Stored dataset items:
-*-

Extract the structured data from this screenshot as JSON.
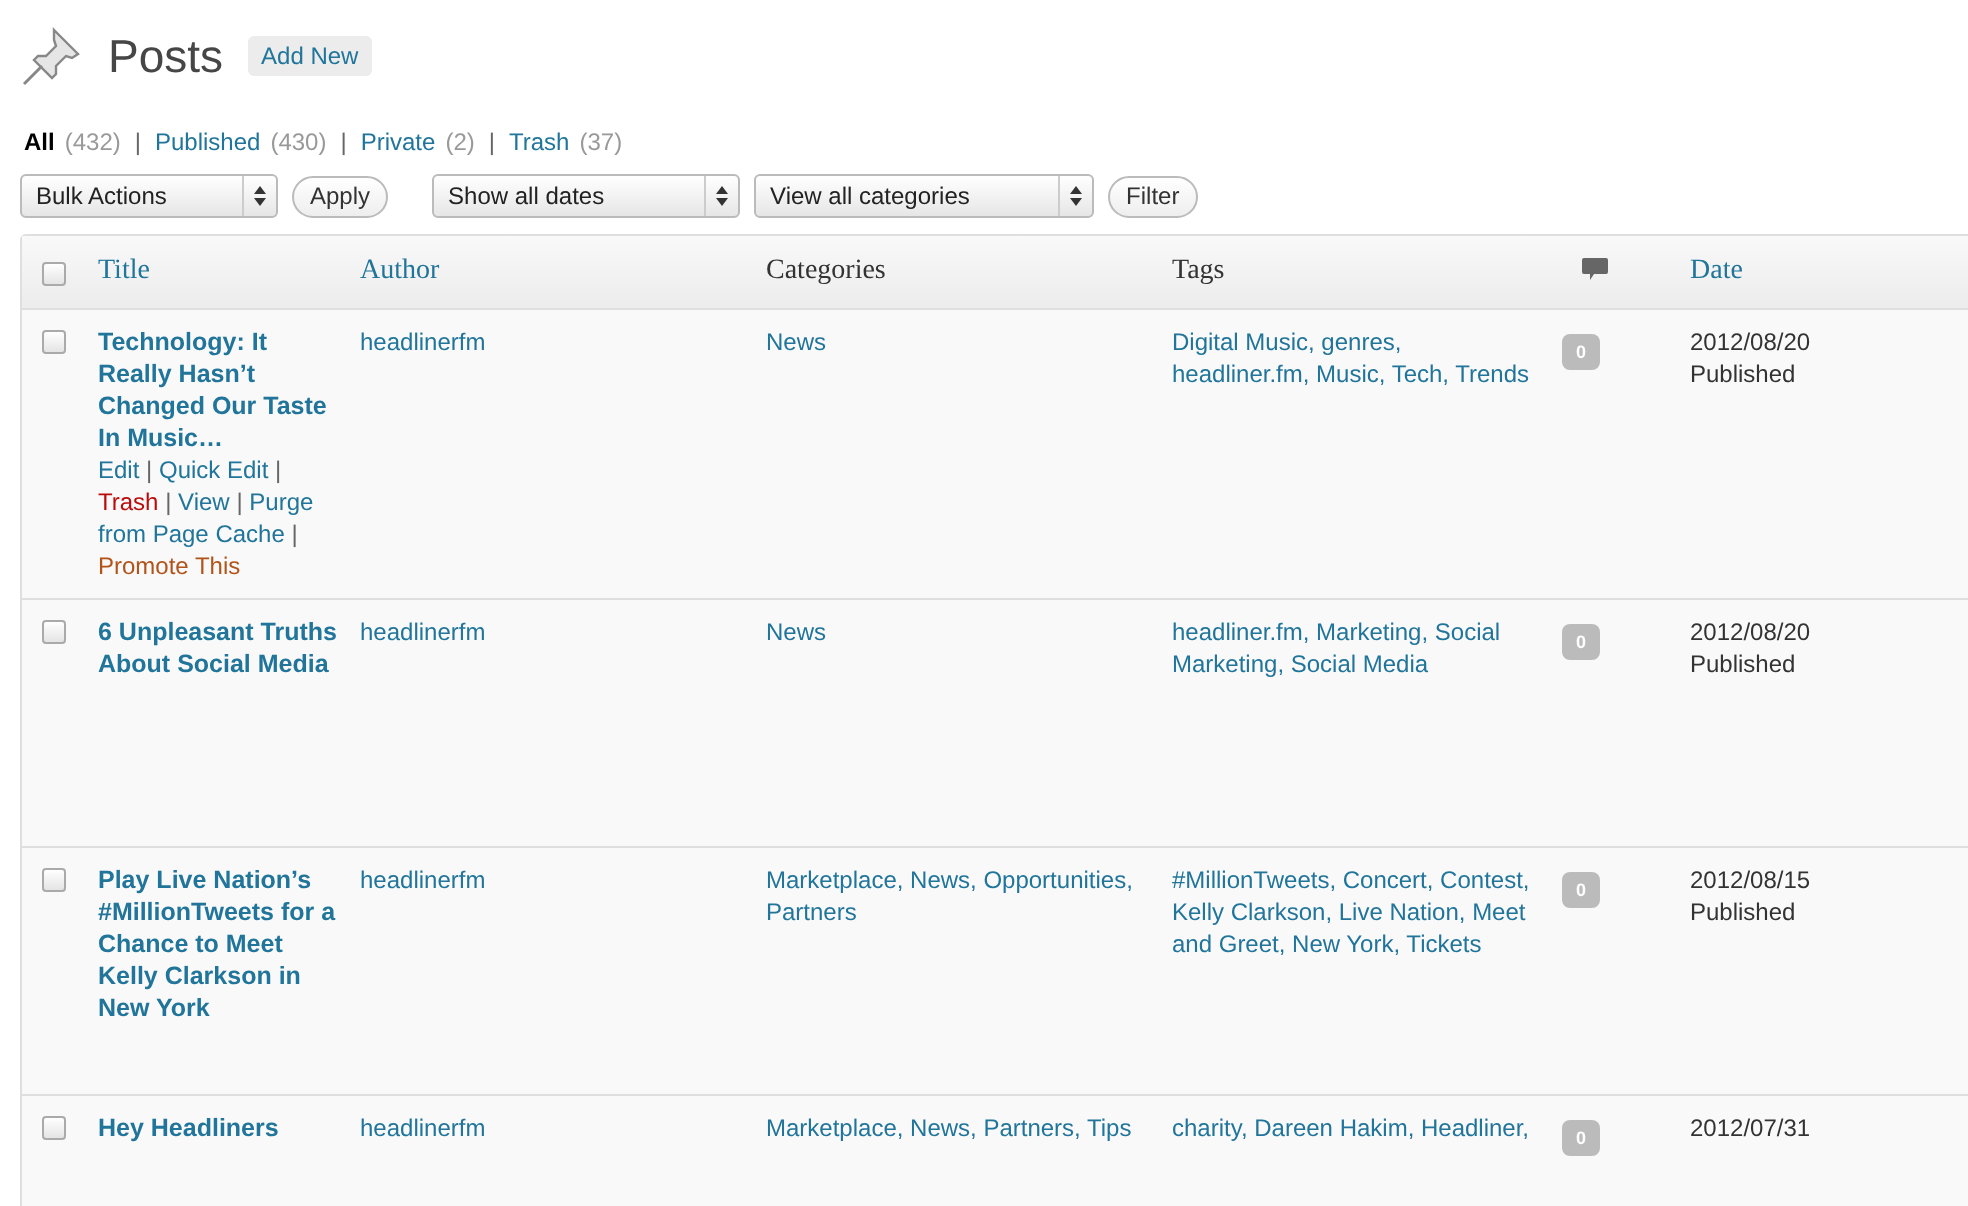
{
  "header": {
    "title": "Posts",
    "add_new": "Add New"
  },
  "status_links": [
    {
      "label": "All",
      "count": "(432)",
      "selected": true
    },
    {
      "label": "Published",
      "count": "(430)",
      "selected": false
    },
    {
      "label": "Private",
      "count": "(2)",
      "selected": false
    },
    {
      "label": "Trash",
      "count": "(37)",
      "selected": false
    }
  ],
  "status_separator": "|",
  "toolbar": {
    "bulk_actions": "Bulk Actions",
    "apply": "Apply",
    "dates": "Show all dates",
    "categories": "View all categories",
    "filter": "Filter"
  },
  "table": {
    "columns": [
      {
        "label": "Title",
        "sortable": true
      },
      {
        "label": "Author",
        "sortable": true
      },
      {
        "label": "Categories",
        "sortable": false
      },
      {
        "label": "Tags",
        "sortable": false
      },
      {
        "label": "Date",
        "sortable": true
      }
    ],
    "select_all_checked": false,
    "action_separator": "|",
    "rows": [
      {
        "checked": false,
        "title": "Technology: It Really Hasn’t Changed Our Taste In Music…",
        "author": "headlinerfm",
        "categories": "News",
        "tags": "Digital Music, genres, headliner.fm, Music, Tech, Trends",
        "comments": "0",
        "date": "2012/08/20",
        "status": "Published",
        "actions": [
          {
            "label": "Edit",
            "kind": "normal"
          },
          {
            "label": "Quick Edit",
            "kind": "normal"
          },
          {
            "label": "Trash",
            "kind": "delete"
          },
          {
            "label": "View",
            "kind": "normal"
          },
          {
            "label": "Purge from Page Cache",
            "kind": "normal"
          },
          {
            "label": "Promote This",
            "kind": "promote"
          }
        ]
      },
      {
        "checked": false,
        "title": "6 Unpleasant Truths About Social Media",
        "author": "headlinerfm",
        "categories": "News",
        "tags": "headliner.fm, Marketing, Social Marketing, Social Media",
        "comments": "0",
        "date": "2012/08/20",
        "status": "Published",
        "actions": []
      },
      {
        "checked": false,
        "title": "Play Live Nation’s #MillionTweets for a Chance to Meet Kelly Clarkson in New York",
        "author": "headlinerfm",
        "categories": "Marketplace, News, Opportunities, Partners",
        "tags": "#MillionTweets, Concert, Contest, Kelly Clarkson, Live Nation, Meet and Greet, New York, Tickets",
        "comments": "0",
        "date": "2012/08/15",
        "status": "Published",
        "actions": []
      },
      {
        "checked": false,
        "title": "Hey Headliners",
        "author": "headlinerfm",
        "categories": "Marketplace, News, Partners, Tips",
        "tags": "charity, Dareen Hakim, Headliner,",
        "comments": "0",
        "date": "2012/07/31",
        "status": "",
        "actions": []
      }
    ]
  }
}
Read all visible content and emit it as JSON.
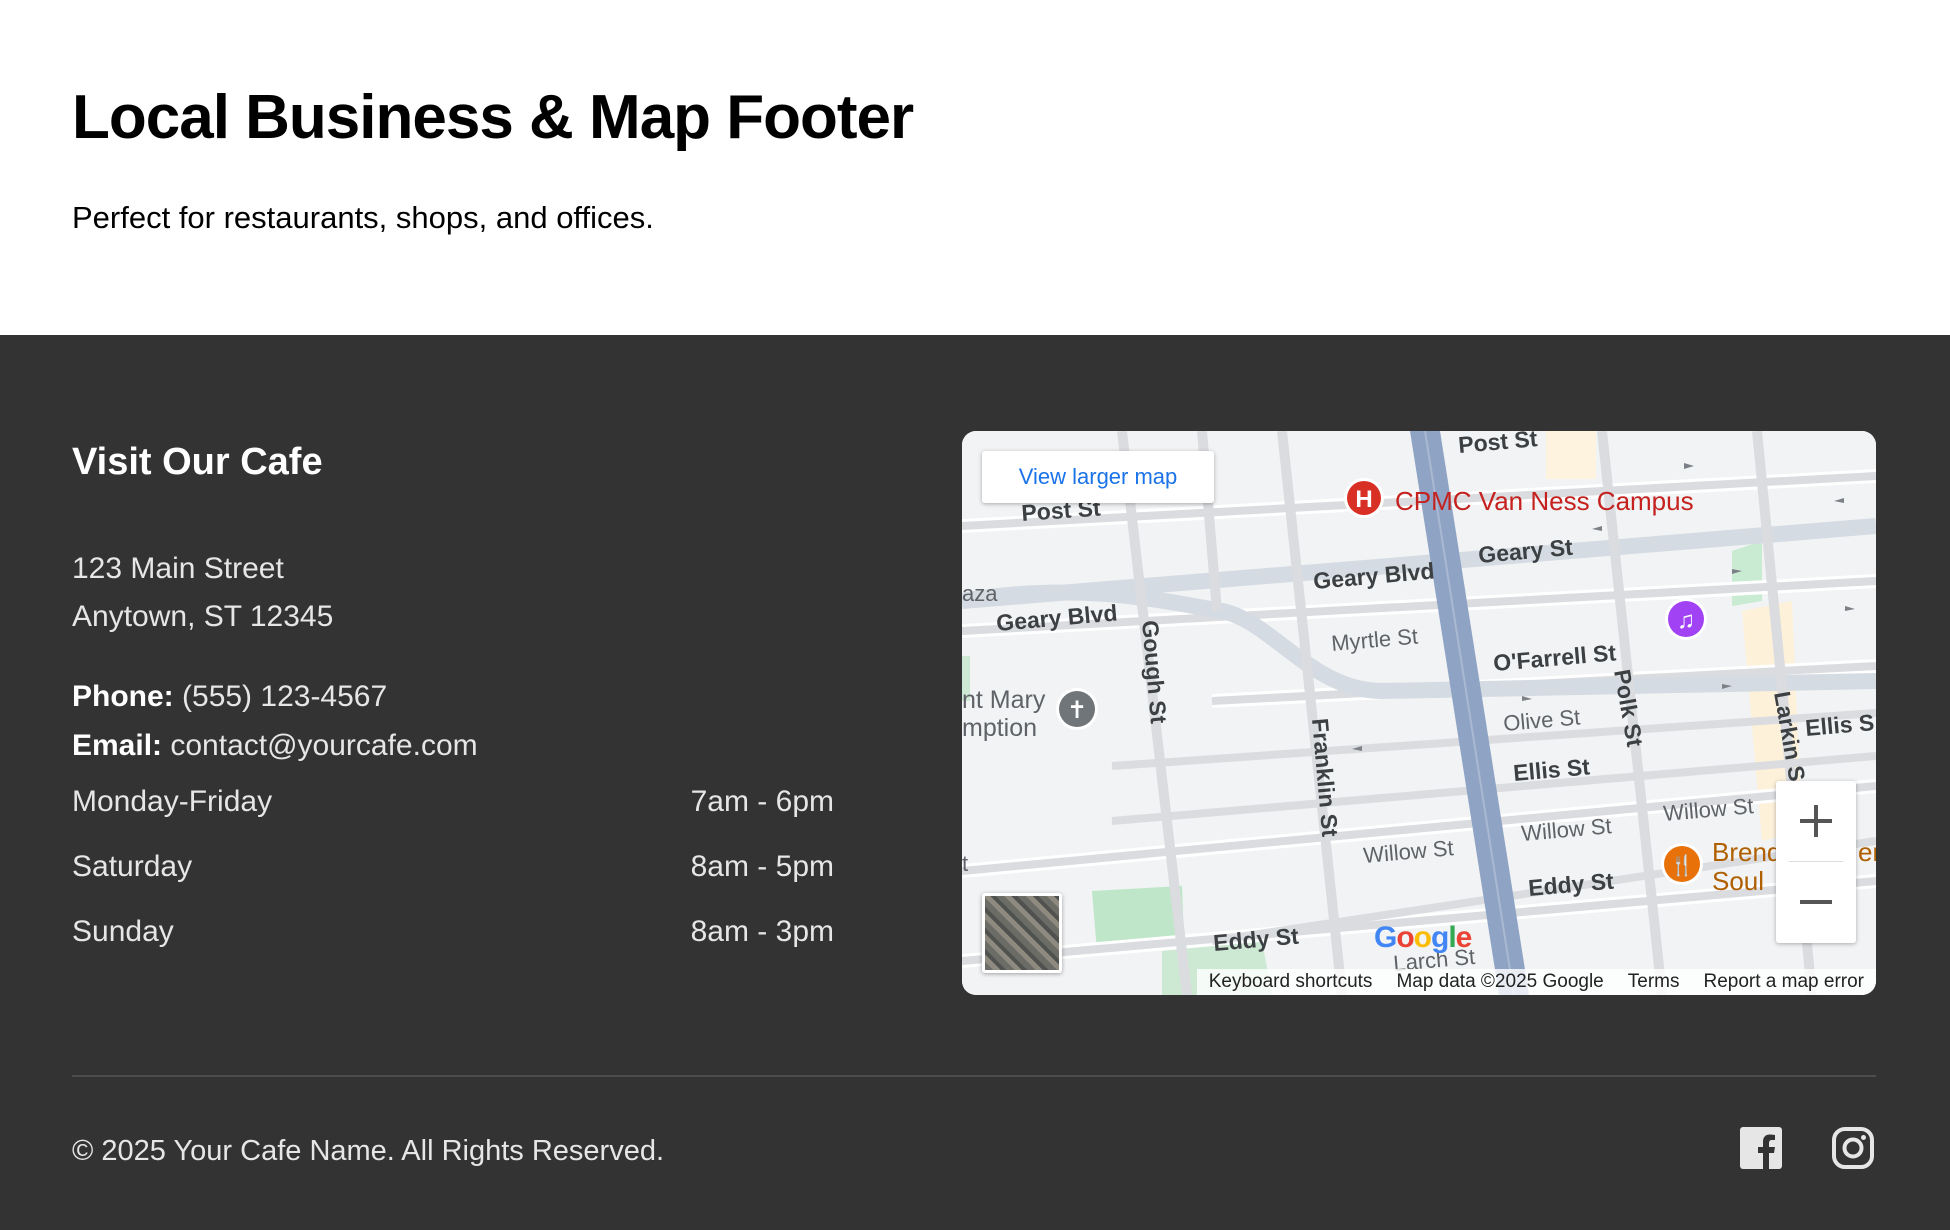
{
  "hero": {
    "title": "Local Business & Map Footer",
    "subtitle": "Perfect for restaurants, shops, and offices."
  },
  "footer": {
    "heading": "Visit Our Cafe",
    "address_line1": "123 Main Street",
    "address_line2": "Anytown, ST 12345",
    "phone_label": "Phone:",
    "phone": "(555) 123-4567",
    "email_label": "Email:",
    "email": "contact@yourcafe.com",
    "hours": [
      {
        "day": "Monday-Friday",
        "time": "7am - 6pm"
      },
      {
        "day": "Saturday",
        "time": "8am - 5pm"
      },
      {
        "day": "Sunday",
        "time": "8am - 3pm"
      }
    ],
    "copyright": "© 2025 Your Cafe Name. All Rights Reserved.",
    "social": [
      "facebook-icon",
      "instagram-icon"
    ]
  },
  "map": {
    "view_larger": "View larger map",
    "google_logo": "Google",
    "attribution": {
      "keyboard": "Keyboard shortcuts",
      "data": "Map data ©2025 Google",
      "terms": "Terms",
      "report": "Report a map error"
    },
    "streets": {
      "post_st_1": "Post St",
      "post_st_2": "Post St",
      "geary_blvd_1": "Geary Blvd",
      "geary_blvd_2": "Geary Blvd",
      "geary_st": "Geary St",
      "myrtle_st": "Myrtle St",
      "ofarrell_st": "O'Farrell St",
      "olive_st": "Olive St",
      "ellis_st_1": "Ellis St",
      "ellis_st_2": "Ellis S",
      "willow_st_1": "Willow St",
      "willow_st_2": "Willow St",
      "willow_st_3": "Willow St",
      "eddy_st_1": "Eddy St",
      "eddy_st_2": "Eddy St",
      "larch_st": "Larch St",
      "gough_st": "Gough St",
      "franklin_st": "Franklin St",
      "polk_st": "Polk St",
      "larkin_st": "Larkin S",
      "plaza": "aza",
      "t_left": "t"
    },
    "places": {
      "hospital": "CPMC Van Ness Campus",
      "church_1": "nt Mary",
      "church_2": "mption",
      "restaurant_1": "Brend",
      "restaurant_2": "Soul",
      "restaurant_3": "er"
    },
    "colors": {
      "hospital": "#d93025",
      "music": "#a142f4",
      "restaurant": "#e8710a",
      "church": "#70757a",
      "vanness": "#8fa3c4"
    }
  }
}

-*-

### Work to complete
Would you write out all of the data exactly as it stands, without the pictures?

### Written reply
Extract the structured data from this screenshot as JSON.
{
  "header": {
    "title": "Posts",
    "add_new": "Add New"
  },
  "status_links": [
    {
      "label": "All",
      "count": "(432)",
      "selected": true
    },
    {
      "label": "Published",
      "count": "(430)",
      "selected": false
    },
    {
      "label": "Private",
      "count": "(2)",
      "selected": false
    },
    {
      "label": "Trash",
      "count": "(37)",
      "selected": false
    }
  ],
  "status_separator": "|",
  "toolbar": {
    "bulk_actions": "Bulk Actions",
    "apply": "Apply",
    "dates": "Show all dates",
    "categories": "View all categories",
    "filter": "Filter"
  },
  "table": {
    "columns": [
      {
        "label": "Title",
        "sortable": true
      },
      {
        "label": "Author",
        "sortable": true
      },
      {
        "label": "Categories",
        "sortable": false
      },
      {
        "label": "Tags",
        "sortable": false
      },
      {
        "label": "Date",
        "sortable": true
      }
    ],
    "select_all_checked": false,
    "action_separator": "|",
    "rows": [
      {
        "checked": false,
        "title": "Technology: It Really Hasn’t Changed Our Taste In Music…",
        "author": "headlinerfm",
        "categories": "News",
        "tags": "Digital Music, genres, headliner.fm, Music, Tech, Trends",
        "comments": "0",
        "date": "2012/08/20",
        "status": "Published",
        "actions": [
          {
            "label": "Edit",
            "kind": "normal"
          },
          {
            "label": "Quick Edit",
            "kind": "normal"
          },
          {
            "label": "Trash",
            "kind": "delete"
          },
          {
            "label": "View",
            "kind": "normal"
          },
          {
            "label": "Purge from Page Cache",
            "kind": "normal"
          },
          {
            "label": "Promote This",
            "kind": "promote"
          }
        ]
      },
      {
        "checked": false,
        "title": "6 Unpleasant Truths About Social Media",
        "author": "headlinerfm",
        "categories": "News",
        "tags": "headliner.fm, Marketing, Social Marketing, Social Media",
        "comments": "0",
        "date": "2012/08/20",
        "status": "Published",
        "actions": []
      },
      {
        "checked": false,
        "title": "Play Live Nation’s #MillionTweets for a Chance to Meet Kelly Clarkson in New York",
        "author": "headlinerfm",
        "categories": "Marketplace, News, Opportunities, Partners",
        "tags": "#MillionTweets, Concert, Contest, Kelly Clarkson, Live Nation, Meet and Greet, New York, Tickets",
        "comments": "0",
        "date": "2012/08/15",
        "status": "Published",
        "actions": []
      },
      {
        "checked": false,
        "title": "Hey Headliners",
        "author": "headlinerfm",
        "categories": "Marketplace, News, Partners, Tips",
        "tags": "charity, Dareen Hakim, Headliner,",
        "comments": "0",
        "date": "2012/07/31",
        "status": "",
        "actions": []
      }
    ]
  }
}
Read all visible content and emit it as JSON.
{
  "hero": {
    "title": "Local Business & Map Footer",
    "subtitle": "Perfect for restaurants, shops, and offices."
  },
  "footer": {
    "heading": "Visit Our Cafe",
    "address_line1": "123 Main Street",
    "address_line2": "Anytown, ST 12345",
    "phone_label": "Phone:",
    "phone": "(555) 123-4567",
    "email_label": "Email:",
    "email": "contact@yourcafe.com",
    "hours": [
      {
        "day": "Monday-Friday",
        "time": "7am - 6pm"
      },
      {
        "day": "Saturday",
        "time": "8am - 5pm"
      },
      {
        "day": "Sunday",
        "time": "8am - 3pm"
      }
    ],
    "copyright": "© 2025 Your Cafe Name. All Rights Reserved.",
    "social": [
      "facebook-icon",
      "instagram-icon"
    ]
  },
  "map": {
    "view_larger": "View larger map",
    "google_logo": "Google",
    "attribution": {
      "keyboard": "Keyboard shortcuts",
      "data": "Map data ©2025 Google",
      "terms": "Terms",
      "report": "Report a map error"
    },
    "streets": {
      "post_st_1": "Post St",
      "post_st_2": "Post St",
      "geary_blvd_1": "Geary Blvd",
      "geary_blvd_2": "Geary Blvd",
      "geary_st": "Geary St",
      "myrtle_st": "Myrtle St",
      "ofarrell_st": "O'Farrell St",
      "olive_st": "Olive St",
      "ellis_st_1": "Ellis St",
      "ellis_st_2": "Ellis S",
      "willow_st_1": "Willow St",
      "willow_st_2": "Willow St",
      "willow_st_3": "Willow St",
      "eddy_st_1": "Eddy St",
      "eddy_st_2": "Eddy St",
      "larch_st": "Larch St",
      "gough_st": "Gough St",
      "franklin_st": "Franklin St",
      "polk_st": "Polk St",
      "larkin_st": "Larkin S",
      "plaza": "aza",
      "t_left": "t"
    },
    "places": {
      "hospital": "CPMC Van Ness Campus",
      "church_1": "nt Mary",
      "church_2": "mption",
      "restaurant_1": "Brend",
      "restaurant_2": "Soul",
      "restaurant_3": "er"
    },
    "colors": {
      "hospital": "#d93025",
      "music": "#a142f4",
      "restaurant": "#e8710a",
      "church": "#70757a",
      "vanness": "#8fa3c4"
    }
  }
}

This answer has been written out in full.